··· Given records ···

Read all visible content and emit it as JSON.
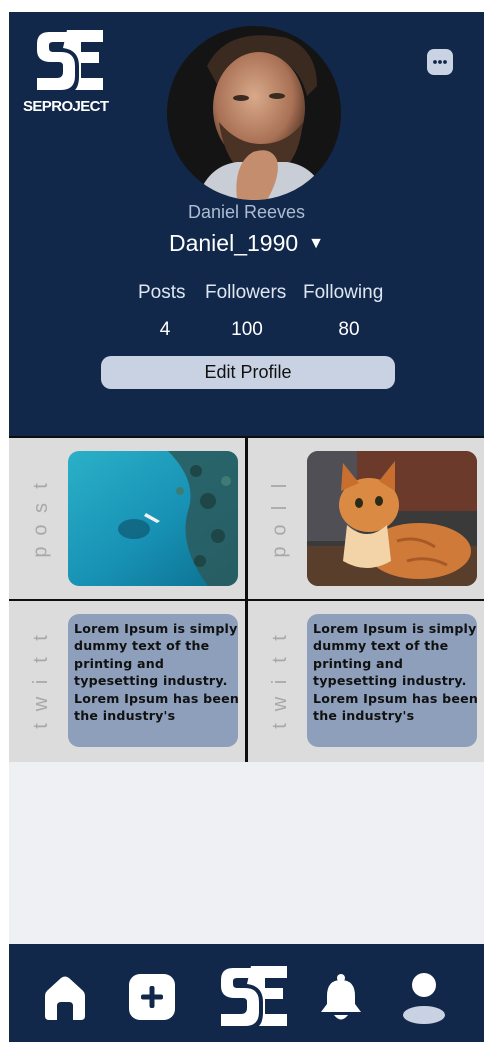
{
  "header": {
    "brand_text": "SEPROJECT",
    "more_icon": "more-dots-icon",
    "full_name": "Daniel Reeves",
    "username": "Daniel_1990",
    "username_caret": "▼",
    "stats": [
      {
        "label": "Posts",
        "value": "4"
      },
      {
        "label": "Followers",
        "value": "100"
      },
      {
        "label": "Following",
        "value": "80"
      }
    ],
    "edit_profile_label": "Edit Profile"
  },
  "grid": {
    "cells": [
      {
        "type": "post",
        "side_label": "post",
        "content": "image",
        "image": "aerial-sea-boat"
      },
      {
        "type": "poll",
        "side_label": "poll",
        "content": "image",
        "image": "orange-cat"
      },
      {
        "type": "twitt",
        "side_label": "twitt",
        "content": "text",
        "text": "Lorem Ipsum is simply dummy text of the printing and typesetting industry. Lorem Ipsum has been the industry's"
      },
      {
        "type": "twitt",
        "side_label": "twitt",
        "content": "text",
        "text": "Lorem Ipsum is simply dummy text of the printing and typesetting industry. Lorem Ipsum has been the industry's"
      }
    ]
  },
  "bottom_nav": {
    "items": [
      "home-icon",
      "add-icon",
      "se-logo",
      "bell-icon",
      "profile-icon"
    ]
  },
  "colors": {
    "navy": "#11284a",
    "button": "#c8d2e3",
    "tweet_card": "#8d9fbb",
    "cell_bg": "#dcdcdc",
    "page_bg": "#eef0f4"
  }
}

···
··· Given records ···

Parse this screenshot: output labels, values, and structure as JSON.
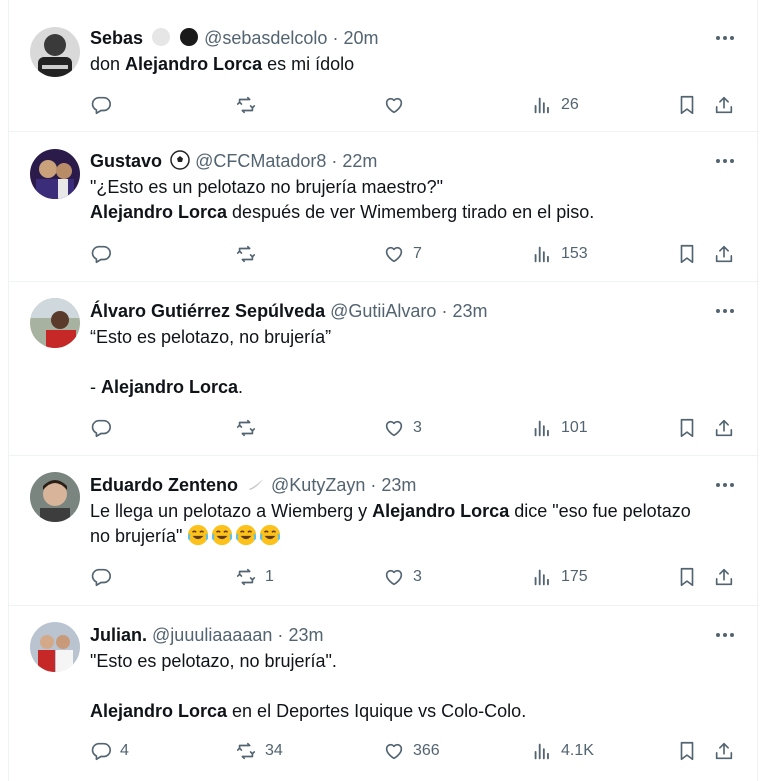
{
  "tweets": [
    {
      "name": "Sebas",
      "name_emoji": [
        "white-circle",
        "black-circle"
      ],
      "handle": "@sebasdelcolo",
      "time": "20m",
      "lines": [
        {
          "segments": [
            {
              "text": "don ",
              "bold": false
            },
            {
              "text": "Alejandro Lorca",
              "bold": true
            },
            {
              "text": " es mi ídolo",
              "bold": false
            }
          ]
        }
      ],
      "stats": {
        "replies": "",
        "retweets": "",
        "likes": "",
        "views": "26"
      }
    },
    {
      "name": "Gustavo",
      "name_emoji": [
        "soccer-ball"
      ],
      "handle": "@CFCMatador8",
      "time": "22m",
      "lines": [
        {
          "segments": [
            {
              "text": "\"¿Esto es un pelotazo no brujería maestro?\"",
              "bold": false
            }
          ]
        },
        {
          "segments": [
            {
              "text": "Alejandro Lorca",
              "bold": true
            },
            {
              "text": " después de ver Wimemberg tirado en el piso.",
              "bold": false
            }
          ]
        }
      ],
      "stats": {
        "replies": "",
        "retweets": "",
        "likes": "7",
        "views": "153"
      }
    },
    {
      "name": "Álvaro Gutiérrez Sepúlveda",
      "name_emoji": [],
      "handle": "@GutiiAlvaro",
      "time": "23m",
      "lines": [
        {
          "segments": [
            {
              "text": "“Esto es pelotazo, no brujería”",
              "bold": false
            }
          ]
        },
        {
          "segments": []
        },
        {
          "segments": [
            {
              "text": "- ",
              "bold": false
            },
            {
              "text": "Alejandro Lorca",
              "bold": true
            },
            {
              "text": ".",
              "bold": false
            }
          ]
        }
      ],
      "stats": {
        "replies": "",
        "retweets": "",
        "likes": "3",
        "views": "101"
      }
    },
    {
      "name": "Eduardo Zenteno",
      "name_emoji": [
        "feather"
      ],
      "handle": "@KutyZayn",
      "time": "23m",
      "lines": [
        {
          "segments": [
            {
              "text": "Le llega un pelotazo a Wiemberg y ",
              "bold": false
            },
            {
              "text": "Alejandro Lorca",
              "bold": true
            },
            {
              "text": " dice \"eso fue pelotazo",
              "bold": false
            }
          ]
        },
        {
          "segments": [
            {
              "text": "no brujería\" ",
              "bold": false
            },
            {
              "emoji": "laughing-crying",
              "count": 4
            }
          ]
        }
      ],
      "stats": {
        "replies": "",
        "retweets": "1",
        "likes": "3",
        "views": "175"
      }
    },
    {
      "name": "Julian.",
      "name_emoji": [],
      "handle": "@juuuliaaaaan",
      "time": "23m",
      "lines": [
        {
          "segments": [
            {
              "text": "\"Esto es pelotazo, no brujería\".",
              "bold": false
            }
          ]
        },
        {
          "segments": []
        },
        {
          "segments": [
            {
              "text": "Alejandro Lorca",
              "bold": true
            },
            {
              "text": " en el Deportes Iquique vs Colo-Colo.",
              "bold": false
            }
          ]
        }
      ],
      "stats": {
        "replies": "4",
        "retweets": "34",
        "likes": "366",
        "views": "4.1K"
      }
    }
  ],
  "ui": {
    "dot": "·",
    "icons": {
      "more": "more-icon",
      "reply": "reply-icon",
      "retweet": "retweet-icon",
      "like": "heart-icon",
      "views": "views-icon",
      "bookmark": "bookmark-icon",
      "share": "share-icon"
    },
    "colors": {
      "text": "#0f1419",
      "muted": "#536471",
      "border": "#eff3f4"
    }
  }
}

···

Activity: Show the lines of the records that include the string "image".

Written reply:
        "content": "image",
        "image": "aerial-sea-boat"
        "content": "image",
        "image": "orange-cat"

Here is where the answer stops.